The paper sheds light on how it remains important to prevent the development of type 2 diabetes, in "The bottom line really comes down to that people should have a healthy lifestyle, so eat healthfully and exercise a lot," Peters said. "It is important to maintain a healthy weight."
The new paper reviewed 1
After reviewing and analyzing data in these studies – which included 12 million people and 253,260 cases of heart failure – the researchers noticed that both type 1 and type 2 diabetes were
"We do not know exactly why but there are a couple of possible mechanisms that we are currently investigating further," Peters said.
For example, diabetes is also a serious risk factor for heart failure in women. and a stronger risk factor for coronary heart disease in women than men – a cause of heart failure – which could possibly lead to the difference found in the paper
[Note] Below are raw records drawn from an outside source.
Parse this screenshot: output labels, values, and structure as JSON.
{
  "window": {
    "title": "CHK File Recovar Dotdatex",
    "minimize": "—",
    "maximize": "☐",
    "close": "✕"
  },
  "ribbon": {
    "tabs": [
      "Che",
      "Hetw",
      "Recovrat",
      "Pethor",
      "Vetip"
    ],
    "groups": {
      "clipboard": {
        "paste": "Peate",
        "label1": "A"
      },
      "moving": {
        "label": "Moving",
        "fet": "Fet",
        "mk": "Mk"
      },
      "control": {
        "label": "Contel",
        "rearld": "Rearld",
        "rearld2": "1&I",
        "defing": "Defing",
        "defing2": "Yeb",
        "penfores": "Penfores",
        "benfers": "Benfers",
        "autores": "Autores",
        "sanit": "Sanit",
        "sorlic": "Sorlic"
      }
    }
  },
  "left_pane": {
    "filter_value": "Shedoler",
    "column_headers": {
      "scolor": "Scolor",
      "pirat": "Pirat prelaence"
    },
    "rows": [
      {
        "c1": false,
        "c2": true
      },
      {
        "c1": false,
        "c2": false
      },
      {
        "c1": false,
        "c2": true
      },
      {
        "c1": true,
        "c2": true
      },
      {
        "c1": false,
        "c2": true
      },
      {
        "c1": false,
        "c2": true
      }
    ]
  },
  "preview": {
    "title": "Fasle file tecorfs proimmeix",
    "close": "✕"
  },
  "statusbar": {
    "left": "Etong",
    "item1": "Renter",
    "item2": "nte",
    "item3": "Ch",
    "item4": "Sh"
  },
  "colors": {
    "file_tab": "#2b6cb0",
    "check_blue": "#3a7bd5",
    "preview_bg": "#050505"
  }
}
Historically, women have been undertreated for diabetic heart disease compared to men, which could subsequently lead to as (19659006)
The researchers noted that women have a low absolute risk of heart failure compared to men
Overall, more research is needed to explain the reason for the difference found between men and women
The paper also had some other limitations, including that the data was limited to what was found in those previously published studies and did not include information on
"What this points out is that it's not just there, and it's big, but most importantly two things: It seems to be stronger in type 1 than in type 2, and stronger in women than in men, "he said about the paper.
" It makes us reflect, "
It serves as an important reminder for all people with diabetes, Ovalle said
Diabetes patients should try to do everything they can to lower their heart failure risk, including not smoking, controlling cholesterol, taking a statin, controlling blood pressure, and also controlling blood glucose. re a woman and you have diabetes, please do not mike because that combination is just deadly. "
"The bigger question is why does this occur? " Abel said
"Their study does not answer this question as to why women are at higher risk of heart failure in diabetes, but I think that the implication of this – certainly for women and also for people who care of diabetic women – is that they should have a low index of suspicion for at least asking patients about symptoms that could be consistent with heart failure, "he said. "Both practitioners and women with diabetes should certainly be on the lookout for heart failure-type symptoms."